[Items from a data source]
———
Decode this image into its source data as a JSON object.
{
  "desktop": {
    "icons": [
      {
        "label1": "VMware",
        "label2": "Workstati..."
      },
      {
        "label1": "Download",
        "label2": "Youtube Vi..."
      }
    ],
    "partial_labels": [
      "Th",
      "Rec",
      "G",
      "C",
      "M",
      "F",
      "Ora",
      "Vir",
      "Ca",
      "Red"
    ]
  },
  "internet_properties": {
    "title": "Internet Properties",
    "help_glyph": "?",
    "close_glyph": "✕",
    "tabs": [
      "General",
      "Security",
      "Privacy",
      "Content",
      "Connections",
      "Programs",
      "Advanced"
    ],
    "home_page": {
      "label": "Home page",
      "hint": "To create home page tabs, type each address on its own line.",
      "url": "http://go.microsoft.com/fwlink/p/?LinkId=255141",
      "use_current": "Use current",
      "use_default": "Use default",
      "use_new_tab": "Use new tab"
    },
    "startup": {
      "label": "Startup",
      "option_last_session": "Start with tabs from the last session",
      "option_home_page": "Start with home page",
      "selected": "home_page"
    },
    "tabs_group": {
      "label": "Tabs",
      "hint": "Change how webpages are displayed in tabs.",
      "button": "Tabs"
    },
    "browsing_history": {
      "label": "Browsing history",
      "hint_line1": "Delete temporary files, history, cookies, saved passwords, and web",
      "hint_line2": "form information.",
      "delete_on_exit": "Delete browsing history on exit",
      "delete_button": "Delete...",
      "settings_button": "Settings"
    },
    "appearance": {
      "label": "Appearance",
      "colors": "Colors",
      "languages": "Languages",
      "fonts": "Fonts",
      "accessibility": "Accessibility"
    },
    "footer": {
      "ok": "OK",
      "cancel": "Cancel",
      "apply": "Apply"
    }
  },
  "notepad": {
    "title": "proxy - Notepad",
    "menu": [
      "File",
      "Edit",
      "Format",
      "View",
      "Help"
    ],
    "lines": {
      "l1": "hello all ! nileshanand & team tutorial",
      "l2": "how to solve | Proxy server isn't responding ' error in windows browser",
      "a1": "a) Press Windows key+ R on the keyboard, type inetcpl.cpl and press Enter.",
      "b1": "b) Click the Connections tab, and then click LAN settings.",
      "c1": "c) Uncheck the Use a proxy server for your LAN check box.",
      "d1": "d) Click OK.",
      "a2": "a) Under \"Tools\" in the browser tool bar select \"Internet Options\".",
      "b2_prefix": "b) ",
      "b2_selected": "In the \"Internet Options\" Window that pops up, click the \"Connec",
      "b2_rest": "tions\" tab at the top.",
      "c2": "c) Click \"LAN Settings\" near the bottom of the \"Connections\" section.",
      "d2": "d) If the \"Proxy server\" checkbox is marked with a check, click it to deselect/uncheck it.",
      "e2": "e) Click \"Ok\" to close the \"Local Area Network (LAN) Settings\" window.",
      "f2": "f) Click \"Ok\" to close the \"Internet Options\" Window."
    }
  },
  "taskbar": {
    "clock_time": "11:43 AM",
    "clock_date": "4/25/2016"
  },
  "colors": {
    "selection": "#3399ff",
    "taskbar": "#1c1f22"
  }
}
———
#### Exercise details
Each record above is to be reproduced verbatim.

#### Task solution
Decode this image into its source data as a JSON object.
{
  "desktop": {
    "icons": [
      {
        "label1": "VMware",
        "label2": "Workstati..."
      },
      {
        "label1": "Download",
        "label2": "Youtube Vi..."
      }
    ],
    "partial_labels": [
      "Th",
      "Rec",
      "G",
      "C",
      "M",
      "F",
      "Ora",
      "Vir",
      "Ca",
      "Red"
    ]
  },
  "internet_properties": {
    "title": "Internet Properties",
    "help_glyph": "?",
    "close_glyph": "✕",
    "tabs": [
      "General",
      "Security",
      "Privacy",
      "Content",
      "Connections",
      "Programs",
      "Advanced"
    ],
    "home_page": {
      "label": "Home page",
      "hint": "To create home page tabs, type each address on its own line.",
      "url": "http://go.microsoft.com/fwlink/p/?LinkId=255141",
      "use_current": "Use current",
      "use_default": "Use default",
      "use_new_tab": "Use new tab"
    },
    "startup": {
      "label": "Startup",
      "option_last_session": "Start with tabs from the last session",
      "option_home_page": "Start with home page",
      "selected": "home_page"
    },
    "tabs_group": {
      "label": "Tabs",
      "hint": "Change how webpages are displayed in tabs.",
      "button": "Tabs"
    },
    "browsing_history": {
      "label": "Browsing history",
      "hint_line1": "Delete temporary files, history, cookies, saved passwords, and web",
      "hint_line2": "form information.",
      "delete_on_exit": "Delete browsing history on exit",
      "delete_button": "Delete...",
      "settings_button": "Settings"
    },
    "appearance": {
      "label": "Appearance",
      "colors": "Colors",
      "languages": "Languages",
      "fonts": "Fonts",
      "accessibility": "Accessibility"
    },
    "footer": {
      "ok": "OK",
      "cancel": "Cancel",
      "apply": "Apply"
    }
  },
  "notepad": {
    "title": "proxy - Notepad",
    "menu": [
      "File",
      "Edit",
      "Format",
      "View",
      "Help"
    ],
    "lines": {
      "l1": "hello all ! nileshanand & team tutorial",
      "l2": "how to solve | Proxy server isn't responding ' error in windows browser",
      "a1": "a) Press Windows key+ R on the keyboard, type inetcpl.cpl and press Enter.",
      "b1": "b) Click the Connections tab, and then click LAN settings.",
      "c1": "c) Uncheck the Use a proxy server for your LAN check box.",
      "d1": "d) Click OK.",
      "a2": "a) Under \"Tools\" in the browser tool bar select \"Internet Options\".",
      "b2_prefix": "b) ",
      "b2_selected": "In the \"Internet Options\" Window that pops up, click the \"Connec",
      "b2_rest": "tions\" tab at the top.",
      "c2": "c) Click \"LAN Settings\" near the bottom of the \"Connections\" section.",
      "d2": "d) If the \"Proxy server\" checkbox is marked with a check, click it to deselect/uncheck it.",
      "e2": "e) Click \"Ok\" to close the \"Local Area Network (LAN) Settings\" window.",
      "f2": "f) Click \"Ok\" to close the \"Internet Options\" Window."
    }
  },
  "taskbar": {
    "clock_time": "11:43 AM",
    "clock_date": "4/25/2016"
  },
  "colors": {
    "selection": "#3399ff",
    "taskbar": "#1c1f22"
  }
}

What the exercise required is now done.